There is a book on my shelf titled ‘The Nature of Learning’ edited by Dumont, Istance and Benavides for the Organisation for Economic Co-operation and Development (OECD). I sometimes dip into it because it contains a chapter by Dylan Wiliam on formative assessment that is a good summary of the arguments that he makes at length in his own books. There are also some chapters that I am less impressed with. For instance, there is a chapter on inquiry learning that doesn’t really mention the criticism that has been leveled at the approach.
In the final section, the editors summarise seven key conclusions that they have drawn from the different chapters. I hadn’t realised that these have taken on something of a life of their own and that some schools are using these seven principles to inform their teaching approach. There is a handy summary document on the OECD website that covers these seven principles and I want to address some of the claims that it makes.
The document suggests that the seven principles are drawn from the ‘learning sciences’ and yet I don’t recognise much science in the discussion. For instance, it claims that, “Today, the dominant concept [of how people learn] is socio-constructivist in which learning is understood to be importantly shaped by the context in which it is situated and is actively constructed through social negotiation with others. On this understanding, learning environments should be where: Constructive, self-regulated learning is fostered; The learning is sensitive to context; It will often be collaborative.”

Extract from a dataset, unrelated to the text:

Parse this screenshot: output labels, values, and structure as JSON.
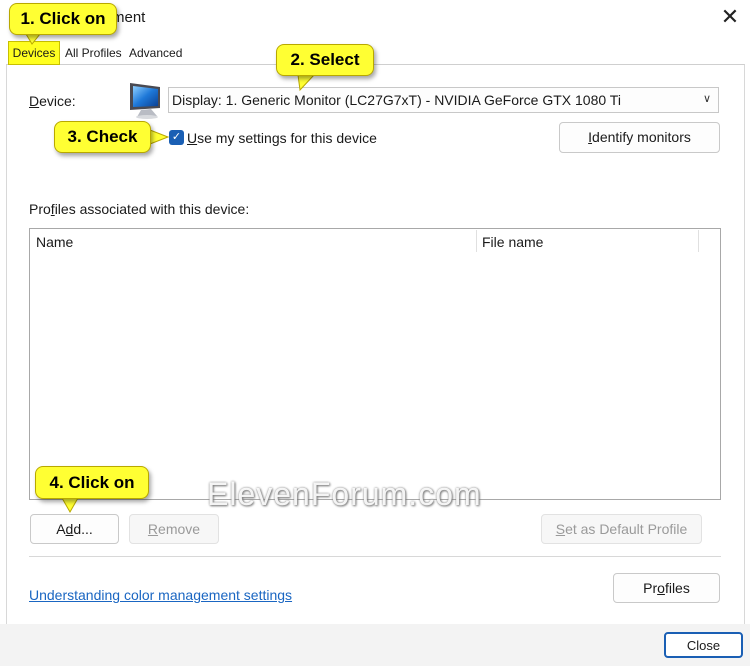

This seems to be built mainly on Vygotsky’s theories and I would not personally describe these as settled or established science.
The seven principles are:
- Learners at the centre
- The social nature of learning
- Emotions are integral to learning
- Recognising individual differences
- Stretching all students
- Assessment for learning
- Building horizontal connections
Some of the claims made in discussion of these principles are fairly innocuous, others are potentially misleading and some are outright wrong.
The idea of placing ‘learners at the centre’ is a bit of a trap for those of us who advocate for whole-class explicit instruction. We advocate for these methods because we believe that they provide the best outcomes for all students. We have the students’ interests at the forefront of our minds when making these claims. However here, as elsewhere, placing learners at the centre is associated with specific teaching methods. In this case, if you place learners at the centre then you are obliged to follow a, “mix of pedagogies, which include guided and action approaches, as well as co-operative, inquiry-based, and service learning.” So an approach based on explicit instruction is essentially ruled-out.
It’s not clear how guided the ‘guided and action’ approaches are but we are told that learning activities must, “allow students to construct their learning through engagement and active exploration.” To most interpretations, this would rule out a teacher standing at the front, speaking and asking questions because this would be seen as passive. As I have already mentioned, the evidence for the efficacy of inquiry learning is weak and so I don’t see why we need to include this strategy.
On the other hand, there is some evidence to support cooperative learning. However, as Slavin suggests in his chapter in ‘The Nature of Learning’ – and elsewhere – in order to be effective, you must have in place group goals and individual accountability. Very little group work that I have observed applies both of these conditions and they are not stressed in the seven principles, meaning that teachers taking their cue from these principles may well implement ineffective group work. Moreover, the principles imply that cooperative learning is essential and state that, “Neuroscience confirms that we learn through social interaction – the organisation of learning should be highly social.” I don’t think this is true and the appeal to neuroscience seems spurious (see Bowers on the issues surrounding the use of neuroscience to support education arguments). I think we can all learn perfectly well without any cooperate learning at all. Learning by reading a book is an obvious example.
We all recognise that emotions are important but it’s not clear what should be done about this. For some students, placing them in a group will create negative emotions. Others will be anxious about tests. But we know that testing is effective so if we allow students to opt out then their learning will suffer. I think this is where the art of teaching comes in – the ability to monitor a room for its emotional backstories – and I think this is why teachers won’t be replaced by robots any time soon.
The dodgiest of the seven principles is the one on recognising individual differences. The summary document mentions learning styles – an idea thoroughly debunked by science. And it can lead to the same vicious consequences as any other method that focused on student difference: labelling and lower expectations for certain groups of students.
Stretching all students is a noble idea that is at odds with the direction to recognise students differences. Assessment for learning can certainly be an effective approach but we have seen in England the way in which this turned into pointless marking policies and jargon. Finally, building horizontal connections is definitely a good idea – although hardly a principle. It might lead us into error if the only way that you can do this is assumed to be through inquiry learning.
Any school designing their learning around these principles places themselves at a great risk of harming the education of their students and wasting the time of their teachers. For a truly scientific set of principles, I would recommend the Deans for Impact report instead.